Ank Bijleveld resigned on Friday after Foreign Minister Sigrid Kaag stepped down after parliament formally censured them over a crisis that has left dozens of interpreters stranded in Afghanistan.
Dutch ministers are believed to be the first Western officials to resign in the chaos that followed the Taliban’s takeover of Kabul, although Britain’s Dominic Raab was demoted as foreign secretary earlier this week.
Unlike Kaag, who resigned on Thursday, Bijleveld had originally refused to resign, but eventually gave in to pressure on Friday, saying he did not want to hamper the “important work” of his colleagues.
“My tenure has become a topic of discussion and I do not want that responsibility,” he said in a hastily arranged press release. “I informed my party and the prime minister that I will ask the king to receive my resignation.”
Prime Minister Mark Rutte said it was “extremely regrettable” that Bijleveld resigned, but he respected her decision.
The Netherlands evacuated more than 1,500 people, including eligible Dutch and Afghan nationals, in the chaotic final days before the United States pulled out of Afghanistan on August 31.
But many Afghans stayed behind, including 22 interpreters, according to the government, despite calls from parliamentarians and diplomats in Kabul to evacuate them months ago.
Kaag had defended his handling of the crisis, but admitted that the government had some “blind spots” about the situation that the Netherlands shared with other countries.
Dutch lawmakers from across the political spectrum lined up during a debate on Tuesday to accuse Kaag, Bijleveld and the government of being mired in “slowness and vagueness.”
The two resignations have been described by the Dutch government as a show of responsibility for the Afghan scandal, something notable for its absence in other Western governments.
Raab refused to resign despite vacationing on a Greek island as the UK government scrambled to evacuate British citizens and Afghan personnel in the face of the Taliban’s advances last month.
UK Prime Minister Boris Johnson moved Raab to the minor role of secretary of justice in a cabinet shakeup on Wednesday, although he retains the title of deputy prime minister.
Johnson will host Rutte later Friday in Downing Street to discuss Afghanistan and defense.
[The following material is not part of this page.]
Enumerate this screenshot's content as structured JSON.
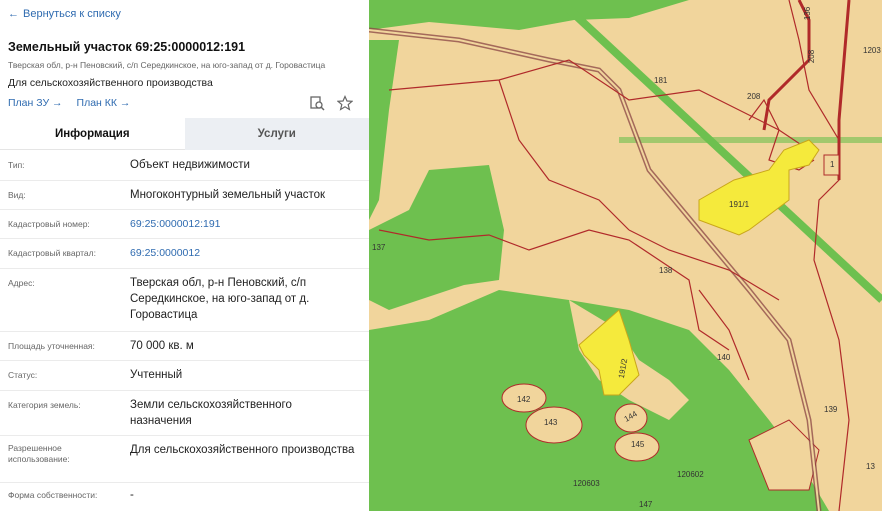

Kaag had been scheduled to join them, but will not now, authorities said.
The immediate impact on Dutch politics is expected to be limited, as the current cabinet is operating in an interim capacity while coalition talks after the March elections drag on unsuccessfully.
Both officials are expected to return quickly, especially Kaag, who is in negotiations with Rutte to form a government after his center-left D66 party won the second-highest number of seats in the elections.
But there is a possibility that the matter could complicate coalition talks and even increase pressure on Rutte, who has been dubbed the “prime minister of Teflon” after sidestepping a number of other scandals.
Rutte himself formally resigned in January over a scandal related to child benefits, only then to remain in office as interim prime minister pending elections and then coalition talks.
The debacle has also sparked bitter memories in the Netherlands of another foreign policy failure, when Dutch peacekeepers were unable to prevent the 1995 Srebrenica massacre during the Bosnian war.
George is Digismak’s reported cum editor with 13 years of experience in Journalism